Martina’s project utilises the non-technical summaries (NTS) produced by researchers when applying for a ‘project licence’ required by the Animals (Scientific Procedures) Act 1986. The licence is one of three required to cover an animal research project in the UK and applications are assessed and licences granted by ASRU (Animals in Science Regulation Unit) within the Home Office. Since 2013, the Home Office has been publishing the NTS in a bid to improve transparency in research. There is currently no requirement to publish all outcomes of animal research projects in the UK, so it is difficult to get an overview of animal research, unless all outcomes of such research, whether positive or negative, are published.
Martina’s project is focusing on ‘non-technical summaries and the use of animal models to sustain respiratory diseases research.’ She will be analysing all respiratory disease research projects that have been awarded since 2013, and will be carrying out a systematic review of the published NTS. Her literature review seeks to elucidate non-animal tools that were perhaps not employed in the projects (despite their availability), identify best practice and available replacement tools in the area and how these might have impacted research outcomes with regards to the 3Rs.

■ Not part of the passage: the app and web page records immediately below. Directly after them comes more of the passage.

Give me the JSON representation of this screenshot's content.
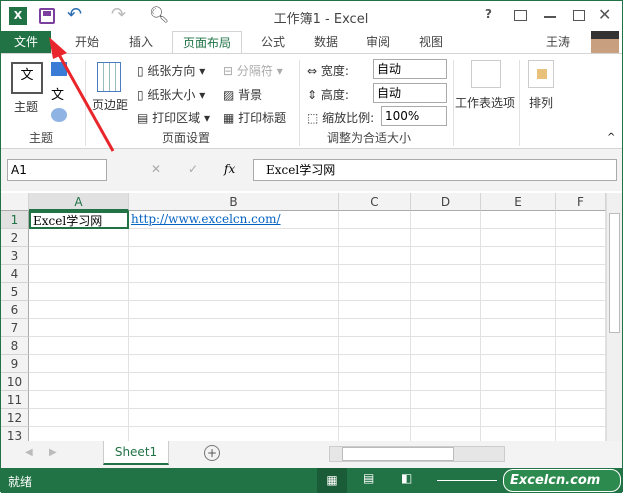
{
  "title": "工作簿1 - Excel",
  "quick_access": {
    "app_icon": "excel-logo",
    "save": "save-icon",
    "undo": "undo-icon",
    "redo": "redo-icon",
    "preview": "print-preview-icon"
  },
  "window_controls": {
    "help": "?"
  },
  "tabs": [
    {
      "label": "文件"
    },
    {
      "label": "开始"
    },
    {
      "label": "插入"
    },
    {
      "label": "页面布局"
    },
    {
      "label": "公式"
    },
    {
      "label": "数据"
    },
    {
      "label": "审阅"
    },
    {
      "label": "视图"
    }
  ],
  "user": "王涛",
  "ribbon": {
    "theme_group": {
      "label": "主题",
      "themes_btn": "主题"
    },
    "page_setup": {
      "label": "页面设置",
      "margins": "页边距",
      "orientation": "纸张方向",
      "size": "纸张大小",
      "print_area": "打印区域",
      "breaks": "分隔符",
      "background": "背景",
      "print_titles": "打印标题"
    },
    "scale_to_fit": {
      "label": "调整为合适大小",
      "width_label": "宽度:",
      "width_value": "自动",
      "height_label": "高度:",
      "height_value": "自动",
      "scale_label": "缩放比例:",
      "scale_value": "100%"
    },
    "sheet_options": "工作表选项",
    "arrange": "排列"
  },
  "formula_bar": {
    "name_box": "A1",
    "fx": "fx",
    "content": "Excel学习网"
  },
  "columns": [
    "A",
    "B",
    "C",
    "D",
    "E",
    "F"
  ],
  "rows": [
    "1",
    "2",
    "3",
    "4",
    "5",
    "6",
    "7",
    "8",
    "9",
    "10",
    "11",
    "12",
    "13"
  ],
  "cells": {
    "A1": "Excel学习网",
    "B1": "http://www.excelcn.com/"
  },
  "sheet_tab": "Sheet1",
  "status": {
    "text": "就绪",
    "watermark": "Excelcn.com"
  },
  "colors": {
    "accent": "#217346",
    "arrow": "#e8262b",
    "link": "#0563c1"
  }
}
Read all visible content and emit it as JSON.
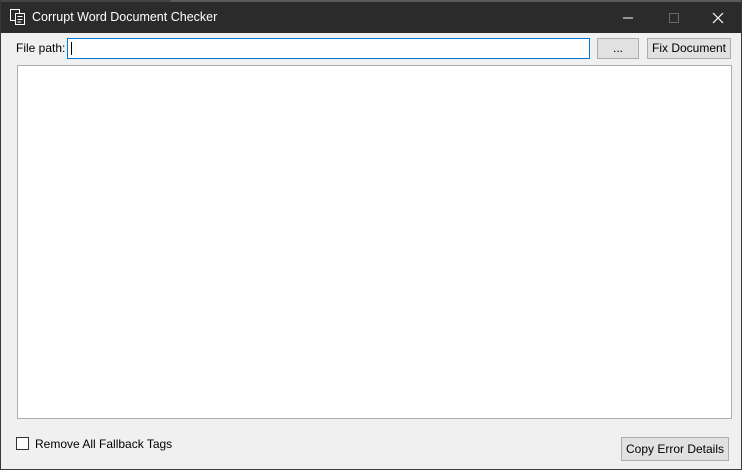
{
  "window": {
    "title": "Corrupt Word Document Checker",
    "icon": "app-document-icon",
    "controls": {
      "minimize_icon": "minimize-icon",
      "maximize_icon": "maximize-icon",
      "close_icon": "close-icon"
    }
  },
  "form": {
    "file_path_label": "File path:",
    "file_path_value": "",
    "browse_label": "...",
    "fix_document_label": "Fix Document",
    "output_text": "",
    "remove_fallback_label": "Remove All Fallback Tags",
    "remove_fallback_checked": false,
    "copy_error_label": "Copy Error Details"
  },
  "colors": {
    "titlebar_bg": "#2b2b2b",
    "titlebar_text": "#ffffff",
    "window_bg": "#f0f0f0",
    "input_focus_border": "#0078d7",
    "button_bg": "#e1e1e1",
    "button_border": "#adadad"
  }
}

Martina is keen to carry out this research project due to her interest in genetic diseases, specifically Down’s Syndrome. Martina hopes the studentship will allow her to expand her research skills and become more familiar with the impact of regulations and the 3Rs on animal testing, particularly in the field of respiratory diseases which are a leading cause of death in Down’s Syndrome.